(Website and app data records)
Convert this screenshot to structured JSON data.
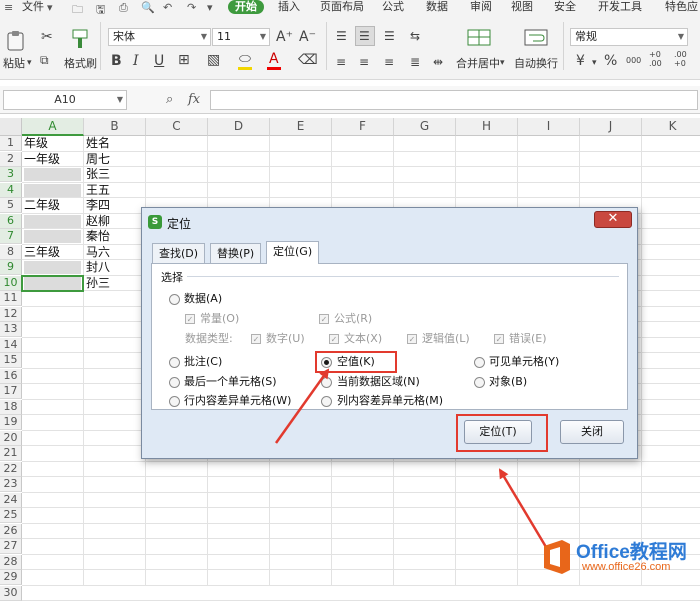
{
  "menu": {
    "file": "文件",
    "tabs": [
      "开始",
      "插入",
      "页面布局",
      "公式",
      "数据",
      "审阅",
      "视图",
      "安全",
      "开发工具",
      "特色应"
    ],
    "active_tab": "开始"
  },
  "ribbon": {
    "paste": "粘贴",
    "format_painter": "格式刷",
    "font_name": "宋体",
    "font_size": "11",
    "font_grow": "A⁺",
    "font_shrink": "A⁻",
    "bold": "B",
    "merge_center": "合并居中",
    "wrap_text": "自动换行",
    "number_format": "常规",
    "percent": "%",
    "thousands": "000",
    "inc_decimal": "+0 .00",
    "dec_decimal": ".00 +0"
  },
  "formula_bar": {
    "name_box": "A10",
    "fx": "fx",
    "value": ""
  },
  "sheet": {
    "columns": [
      "A",
      "B",
      "C",
      "D",
      "E",
      "F",
      "G",
      "H",
      "I",
      "J",
      "K"
    ],
    "selected_column": "A",
    "rows": [
      "1",
      "2",
      "3",
      "4",
      "5",
      "6",
      "7",
      "8",
      "9",
      "10",
      "11",
      "12",
      "13",
      "14",
      "15",
      "16",
      "17",
      "18",
      "19",
      "20",
      "21",
      "22",
      "23",
      "24",
      "25",
      "26",
      "27",
      "28",
      "29",
      "30"
    ],
    "selected_rows": [
      "3",
      "4",
      "6",
      "7",
      "9",
      "10"
    ],
    "cells": {
      "A1": "年级",
      "B1": "姓名",
      "A2": "一年级",
      "B2": "周七",
      "B3": "张三",
      "B4": "王五",
      "A5": "二年级",
      "B5": "李四",
      "B6": "赵柳",
      "B7": "秦怡",
      "A8": "三年级",
      "B8": "马六",
      "B9": "封八",
      "B10": "孙三"
    }
  },
  "dialog": {
    "title": "定位",
    "tabs": [
      "查找(D)",
      "替换(P)",
      "定位(G)"
    ],
    "active_tab": "定位(G)",
    "group_label": "选择",
    "options": {
      "data": "数据(A)",
      "constants": "常量(O)",
      "formulas": "公式(R)",
      "data_types_label": "数据类型:",
      "numbers": "数字(U)",
      "text": "文本(X)",
      "logicals": "逻辑值(L)",
      "errors": "错误(E)",
      "comments": "批注(C)",
      "blanks": "空值(K)",
      "visible_cells": "可见单元格(Y)",
      "last_cell": "最后一个单元格(S)",
      "current_region": "当前数据区域(N)",
      "objects": "对象(B)",
      "row_diffs": "行内容差异单元格(W)",
      "col_diffs": "列内容差异单元格(M)"
    },
    "selected_option": "blanks",
    "ok": "定位(T)",
    "close": "关闭"
  },
  "watermark": {
    "brand": "Office教程网",
    "url": "www.office26.com"
  },
  "colors": {
    "accent_green": "#3e9a3e",
    "annotation_red": "#e23a2e",
    "brand_blue": "#2e7bd6",
    "brand_orange": "#e8661a"
  }
}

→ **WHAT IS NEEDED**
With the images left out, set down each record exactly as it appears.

→ **REPLY TO THE TASK**
Convert this screenshot to structured JSON data.
{
  "menu": {
    "file": "文件",
    "tabs": [
      "开始",
      "插入",
      "页面布局",
      "公式",
      "数据",
      "审阅",
      "视图",
      "安全",
      "开发工具",
      "特色应"
    ],
    "active_tab": "开始"
  },
  "ribbon": {
    "paste": "粘贴",
    "format_painter": "格式刷",
    "font_name": "宋体",
    "font_size": "11",
    "font_grow": "A⁺",
    "font_shrink": "A⁻",
    "bold": "B",
    "merge_center": "合并居中",
    "wrap_text": "自动换行",
    "number_format": "常规",
    "percent": "%",
    "thousands": "000",
    "inc_decimal": "+0 .00",
    "dec_decimal": ".00 +0"
  },
  "formula_bar": {
    "name_box": "A10",
    "fx": "fx",
    "value": ""
  },
  "sheet": {
    "columns": [
      "A",
      "B",
      "C",
      "D",
      "E",
      "F",
      "G",
      "H",
      "I",
      "J",
      "K"
    ],
    "selected_column": "A",
    "rows": [
      "1",
      "2",
      "3",
      "4",
      "5",
      "6",
      "7",
      "8",
      "9",
      "10",
      "11",
      "12",
      "13",
      "14",
      "15",
      "16",
      "17",
      "18",
      "19",
      "20",
      "21",
      "22",
      "23",
      "24",
      "25",
      "26",
      "27",
      "28",
      "29",
      "30"
    ],
    "selected_rows": [
      "3",
      "4",
      "6",
      "7",
      "9",
      "10"
    ],
    "cells": {
      "A1": "年级",
      "B1": "姓名",
      "A2": "一年级",
      "B2": "周七",
      "B3": "张三",
      "B4": "王五",
      "A5": "二年级",
      "B5": "李四",
      "B6": "赵柳",
      "B7": "秦怡",
      "A8": "三年级",
      "B8": "马六",
      "B9": "封八",
      "B10": "孙三"
    }
  },
  "dialog": {
    "title": "定位",
    "tabs": [
      "查找(D)",
      "替换(P)",
      "定位(G)"
    ],
    "active_tab": "定位(G)",
    "group_label": "选择",
    "options": {
      "data": "数据(A)",
      "constants": "常量(O)",
      "formulas": "公式(R)",
      "data_types_label": "数据类型:",
      "numbers": "数字(U)",
      "text": "文本(X)",
      "logicals": "逻辑值(L)",
      "errors": "错误(E)",
      "comments": "批注(C)",
      "blanks": "空值(K)",
      "visible_cells": "可见单元格(Y)",
      "last_cell": "最后一个单元格(S)",
      "current_region": "当前数据区域(N)",
      "objects": "对象(B)",
      "row_diffs": "行内容差异单元格(W)",
      "col_diffs": "列内容差异单元格(M)"
    },
    "selected_option": "blanks",
    "ok": "定位(T)",
    "close": "关闭"
  },
  "watermark": {
    "brand": "Office教程网",
    "url": "www.office26.com"
  },
  "colors": {
    "accent_green": "#3e9a3e",
    "annotation_red": "#e23a2e",
    "brand_blue": "#2e7bd6",
    "brand_orange": "#e8661a"
  }
}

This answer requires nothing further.